- **Goal of the exercise**
Go through the material and pull out every line with the string "title" in it.

- **Record extracts**
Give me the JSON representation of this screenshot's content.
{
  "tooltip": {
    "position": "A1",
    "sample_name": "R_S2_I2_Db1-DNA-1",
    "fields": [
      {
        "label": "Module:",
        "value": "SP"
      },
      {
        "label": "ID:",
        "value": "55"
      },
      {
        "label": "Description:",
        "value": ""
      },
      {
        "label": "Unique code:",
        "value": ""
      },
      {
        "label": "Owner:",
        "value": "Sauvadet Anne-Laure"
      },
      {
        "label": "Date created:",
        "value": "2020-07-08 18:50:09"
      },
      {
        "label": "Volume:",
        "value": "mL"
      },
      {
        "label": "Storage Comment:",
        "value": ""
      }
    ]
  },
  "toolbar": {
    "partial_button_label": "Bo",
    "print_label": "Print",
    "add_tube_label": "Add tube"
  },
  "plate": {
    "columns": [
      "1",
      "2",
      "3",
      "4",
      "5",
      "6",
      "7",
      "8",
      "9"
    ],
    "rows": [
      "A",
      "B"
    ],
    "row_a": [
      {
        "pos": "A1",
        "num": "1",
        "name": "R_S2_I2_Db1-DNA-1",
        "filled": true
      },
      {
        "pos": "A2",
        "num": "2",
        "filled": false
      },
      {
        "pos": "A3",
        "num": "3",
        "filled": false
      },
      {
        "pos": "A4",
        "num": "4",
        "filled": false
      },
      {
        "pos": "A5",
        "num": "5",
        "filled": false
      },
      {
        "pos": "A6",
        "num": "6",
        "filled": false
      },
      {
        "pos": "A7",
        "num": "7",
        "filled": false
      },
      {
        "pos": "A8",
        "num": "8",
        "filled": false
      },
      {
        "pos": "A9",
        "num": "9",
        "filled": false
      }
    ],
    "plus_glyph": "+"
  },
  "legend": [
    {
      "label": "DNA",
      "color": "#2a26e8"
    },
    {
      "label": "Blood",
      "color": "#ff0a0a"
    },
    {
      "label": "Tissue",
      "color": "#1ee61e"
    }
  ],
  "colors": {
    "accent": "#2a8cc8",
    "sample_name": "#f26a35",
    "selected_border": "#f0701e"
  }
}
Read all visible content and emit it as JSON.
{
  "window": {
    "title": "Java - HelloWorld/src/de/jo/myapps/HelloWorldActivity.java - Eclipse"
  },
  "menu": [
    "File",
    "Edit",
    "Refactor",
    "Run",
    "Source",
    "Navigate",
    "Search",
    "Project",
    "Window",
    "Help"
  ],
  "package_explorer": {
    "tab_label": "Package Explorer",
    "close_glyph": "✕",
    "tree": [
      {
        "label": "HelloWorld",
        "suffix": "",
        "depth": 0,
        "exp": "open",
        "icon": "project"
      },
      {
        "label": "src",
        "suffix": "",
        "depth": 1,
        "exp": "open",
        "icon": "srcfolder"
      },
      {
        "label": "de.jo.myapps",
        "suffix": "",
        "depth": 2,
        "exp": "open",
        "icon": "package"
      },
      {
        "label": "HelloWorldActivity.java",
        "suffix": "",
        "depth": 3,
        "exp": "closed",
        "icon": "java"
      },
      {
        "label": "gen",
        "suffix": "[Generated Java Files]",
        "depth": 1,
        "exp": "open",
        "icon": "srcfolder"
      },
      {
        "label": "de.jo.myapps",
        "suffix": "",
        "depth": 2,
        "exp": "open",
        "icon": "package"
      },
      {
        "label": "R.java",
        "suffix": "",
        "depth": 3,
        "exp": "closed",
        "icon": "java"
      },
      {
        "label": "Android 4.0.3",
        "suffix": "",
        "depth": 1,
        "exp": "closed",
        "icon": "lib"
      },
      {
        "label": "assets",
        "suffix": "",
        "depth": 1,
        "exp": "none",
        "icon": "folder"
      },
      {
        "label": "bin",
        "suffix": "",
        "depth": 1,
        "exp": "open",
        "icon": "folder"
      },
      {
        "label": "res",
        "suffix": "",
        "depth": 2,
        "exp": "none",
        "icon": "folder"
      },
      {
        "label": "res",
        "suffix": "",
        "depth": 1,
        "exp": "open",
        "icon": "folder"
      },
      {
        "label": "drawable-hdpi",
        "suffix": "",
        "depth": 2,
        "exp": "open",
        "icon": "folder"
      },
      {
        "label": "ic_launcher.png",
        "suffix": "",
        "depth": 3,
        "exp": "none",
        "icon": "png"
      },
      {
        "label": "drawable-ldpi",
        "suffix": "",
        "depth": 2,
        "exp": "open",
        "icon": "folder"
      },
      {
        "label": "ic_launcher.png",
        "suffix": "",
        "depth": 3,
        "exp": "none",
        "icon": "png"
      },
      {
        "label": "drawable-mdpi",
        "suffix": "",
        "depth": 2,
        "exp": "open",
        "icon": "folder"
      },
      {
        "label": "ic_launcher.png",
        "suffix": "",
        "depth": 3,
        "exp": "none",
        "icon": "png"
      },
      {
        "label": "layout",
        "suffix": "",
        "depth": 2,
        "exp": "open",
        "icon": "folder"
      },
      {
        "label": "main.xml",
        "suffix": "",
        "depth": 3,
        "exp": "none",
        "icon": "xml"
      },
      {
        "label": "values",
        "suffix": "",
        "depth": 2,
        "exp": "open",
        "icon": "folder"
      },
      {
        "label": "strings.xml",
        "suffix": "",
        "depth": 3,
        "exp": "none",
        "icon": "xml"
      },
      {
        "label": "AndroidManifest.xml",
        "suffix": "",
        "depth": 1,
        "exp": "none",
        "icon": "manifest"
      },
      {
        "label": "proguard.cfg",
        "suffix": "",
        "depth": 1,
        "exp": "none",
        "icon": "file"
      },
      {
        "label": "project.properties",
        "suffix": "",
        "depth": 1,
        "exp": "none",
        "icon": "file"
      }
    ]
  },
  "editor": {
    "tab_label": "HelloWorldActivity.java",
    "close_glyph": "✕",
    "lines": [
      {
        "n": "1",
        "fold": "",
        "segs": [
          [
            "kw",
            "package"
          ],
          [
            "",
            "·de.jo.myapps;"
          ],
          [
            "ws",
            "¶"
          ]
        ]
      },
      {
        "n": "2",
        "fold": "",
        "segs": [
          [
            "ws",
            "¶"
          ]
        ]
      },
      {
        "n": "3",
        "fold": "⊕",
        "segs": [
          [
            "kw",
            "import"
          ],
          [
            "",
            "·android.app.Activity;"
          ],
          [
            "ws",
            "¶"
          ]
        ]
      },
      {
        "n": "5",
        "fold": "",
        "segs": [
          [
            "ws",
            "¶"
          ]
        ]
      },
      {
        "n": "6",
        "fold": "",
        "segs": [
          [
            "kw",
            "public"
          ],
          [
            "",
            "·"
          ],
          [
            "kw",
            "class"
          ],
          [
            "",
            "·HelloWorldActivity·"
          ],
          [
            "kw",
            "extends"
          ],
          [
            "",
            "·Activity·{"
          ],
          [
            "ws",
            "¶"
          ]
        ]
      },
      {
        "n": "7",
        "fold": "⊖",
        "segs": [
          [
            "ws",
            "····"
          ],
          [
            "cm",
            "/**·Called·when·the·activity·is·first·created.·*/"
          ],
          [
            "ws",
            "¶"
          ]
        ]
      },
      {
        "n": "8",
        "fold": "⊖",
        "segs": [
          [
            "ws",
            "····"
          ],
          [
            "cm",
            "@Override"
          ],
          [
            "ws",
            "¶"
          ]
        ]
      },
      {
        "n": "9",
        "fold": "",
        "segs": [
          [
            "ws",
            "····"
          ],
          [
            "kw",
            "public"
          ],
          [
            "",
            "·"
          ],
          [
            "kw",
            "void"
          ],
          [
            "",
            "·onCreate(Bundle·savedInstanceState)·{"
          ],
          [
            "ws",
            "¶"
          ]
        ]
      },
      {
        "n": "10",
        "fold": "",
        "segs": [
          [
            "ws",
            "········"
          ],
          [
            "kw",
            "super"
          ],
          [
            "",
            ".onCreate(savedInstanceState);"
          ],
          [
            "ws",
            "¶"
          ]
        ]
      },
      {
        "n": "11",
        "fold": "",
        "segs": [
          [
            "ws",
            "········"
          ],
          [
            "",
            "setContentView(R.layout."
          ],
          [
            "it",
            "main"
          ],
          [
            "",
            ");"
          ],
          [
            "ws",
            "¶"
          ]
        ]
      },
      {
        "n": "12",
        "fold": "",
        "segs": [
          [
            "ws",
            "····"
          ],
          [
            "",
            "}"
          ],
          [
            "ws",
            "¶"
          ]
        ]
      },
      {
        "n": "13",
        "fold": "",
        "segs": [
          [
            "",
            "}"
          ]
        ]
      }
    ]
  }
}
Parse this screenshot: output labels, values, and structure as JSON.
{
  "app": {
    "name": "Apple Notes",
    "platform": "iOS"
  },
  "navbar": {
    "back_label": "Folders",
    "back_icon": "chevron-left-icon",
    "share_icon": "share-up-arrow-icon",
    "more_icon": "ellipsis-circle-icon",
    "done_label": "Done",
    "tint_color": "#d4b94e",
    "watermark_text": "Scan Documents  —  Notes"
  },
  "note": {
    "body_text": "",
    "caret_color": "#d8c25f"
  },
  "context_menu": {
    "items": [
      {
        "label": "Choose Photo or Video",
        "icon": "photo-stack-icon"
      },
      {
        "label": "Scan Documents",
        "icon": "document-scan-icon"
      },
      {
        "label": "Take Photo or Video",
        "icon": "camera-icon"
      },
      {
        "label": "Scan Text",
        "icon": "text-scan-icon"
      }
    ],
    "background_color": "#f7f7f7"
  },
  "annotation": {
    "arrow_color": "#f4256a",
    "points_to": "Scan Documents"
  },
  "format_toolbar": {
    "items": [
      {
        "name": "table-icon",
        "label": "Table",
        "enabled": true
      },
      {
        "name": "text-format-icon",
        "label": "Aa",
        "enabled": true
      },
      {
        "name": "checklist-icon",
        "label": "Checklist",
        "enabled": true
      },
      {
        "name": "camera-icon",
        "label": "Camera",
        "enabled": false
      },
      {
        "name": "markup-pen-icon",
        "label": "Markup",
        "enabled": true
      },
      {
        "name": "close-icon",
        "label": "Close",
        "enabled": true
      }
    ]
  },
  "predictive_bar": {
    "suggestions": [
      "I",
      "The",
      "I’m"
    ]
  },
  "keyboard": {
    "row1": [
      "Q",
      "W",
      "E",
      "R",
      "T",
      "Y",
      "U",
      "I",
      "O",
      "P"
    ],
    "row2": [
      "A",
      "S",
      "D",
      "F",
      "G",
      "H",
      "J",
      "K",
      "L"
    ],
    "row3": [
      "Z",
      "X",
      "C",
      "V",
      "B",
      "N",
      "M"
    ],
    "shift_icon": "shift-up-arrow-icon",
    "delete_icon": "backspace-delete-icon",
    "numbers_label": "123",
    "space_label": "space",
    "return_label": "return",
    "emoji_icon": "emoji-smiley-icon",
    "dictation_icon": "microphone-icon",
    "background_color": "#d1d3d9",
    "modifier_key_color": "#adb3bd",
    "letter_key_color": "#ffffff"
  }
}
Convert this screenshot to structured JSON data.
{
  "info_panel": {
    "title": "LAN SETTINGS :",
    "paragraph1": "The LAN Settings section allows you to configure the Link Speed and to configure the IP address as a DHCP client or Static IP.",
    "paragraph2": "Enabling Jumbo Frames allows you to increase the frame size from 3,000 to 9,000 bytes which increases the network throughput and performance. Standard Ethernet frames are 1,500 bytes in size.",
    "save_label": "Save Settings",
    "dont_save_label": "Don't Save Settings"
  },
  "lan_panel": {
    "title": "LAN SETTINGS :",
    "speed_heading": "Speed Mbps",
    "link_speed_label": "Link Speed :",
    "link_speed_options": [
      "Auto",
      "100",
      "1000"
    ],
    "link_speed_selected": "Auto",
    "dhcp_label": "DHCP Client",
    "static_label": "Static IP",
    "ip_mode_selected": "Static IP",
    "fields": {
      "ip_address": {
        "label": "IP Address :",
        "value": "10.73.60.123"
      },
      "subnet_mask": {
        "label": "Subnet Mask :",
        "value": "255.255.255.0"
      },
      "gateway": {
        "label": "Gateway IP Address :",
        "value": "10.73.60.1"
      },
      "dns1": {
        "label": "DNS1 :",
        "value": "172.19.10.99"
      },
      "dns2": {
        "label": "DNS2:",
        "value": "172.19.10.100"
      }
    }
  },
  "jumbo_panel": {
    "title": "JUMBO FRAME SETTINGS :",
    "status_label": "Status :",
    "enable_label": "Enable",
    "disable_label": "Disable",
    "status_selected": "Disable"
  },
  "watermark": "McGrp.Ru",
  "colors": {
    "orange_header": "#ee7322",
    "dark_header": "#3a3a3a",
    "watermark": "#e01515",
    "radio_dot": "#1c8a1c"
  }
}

- **Solution to the problem**
    "title": "Java - HelloWorld/src/de/jo/myapps/HelloWorldActivity.java - Eclipse"
    "title": "LAN SETTINGS :",
    "title": "LAN SETTINGS :",
    "title": "JUMBO FRAME SETTINGS :",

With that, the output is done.